(From the publisher): From Helen Rappaport, the New York Times bestselling author of The Romanov Sisters comes After the Romanovs, the story of the Russian aristocrats, artists, and intellectuals who sought freedom and refuge in the City of Light.
Paris has always been a city of cultural excellence, fine wine and food, and the latest fashions. But it has also been a place of refuge for those fleeing persecution, never more so than before and after the Russian Revolution and the fall of the Romanov dynasty. For years, Russian aristocrats had enjoyed all that Belle Époque Paris had to offer, spending lavishly when they visited. It was a place of artistic experimentation, such as Diaghilev’s Ballets Russes. But the brutality of the Bolshevik takeover forced Russians of all types to flee their homeland, sometimes leaving with only the clothes on their backs.

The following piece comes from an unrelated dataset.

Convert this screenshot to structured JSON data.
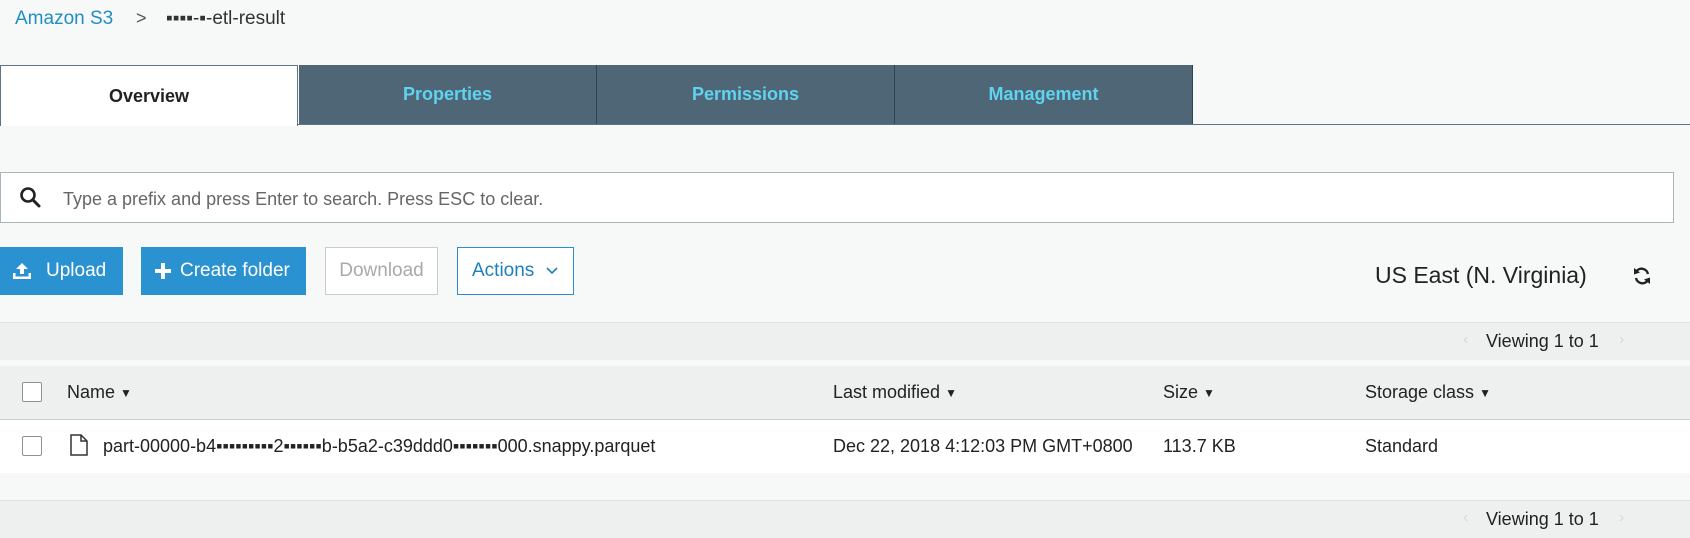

Arriving in Paris, former princes could be seen driving taxicabs, while their wives who could sew worked for the fashion houses, their unique Russian style serving as inspiration for designers like Coco Chanel. Talented intellectuals, artists, poets, philosophers, and writers struggled in exile, eking out a living at menial jobs. Some, like Bunin, Chagall and Stravinsky, encountered great success in the same Paris that welcomed Americans like Fitzgerald and Hemingway. Political activists sought to overthrow the Bolshevik regime from afar, while double agents from both sides plotted espionage and assassination. Others became trapped in a cycle of poverty and their all-consuming homesickness for Russia, the homeland they had been forced to abandon.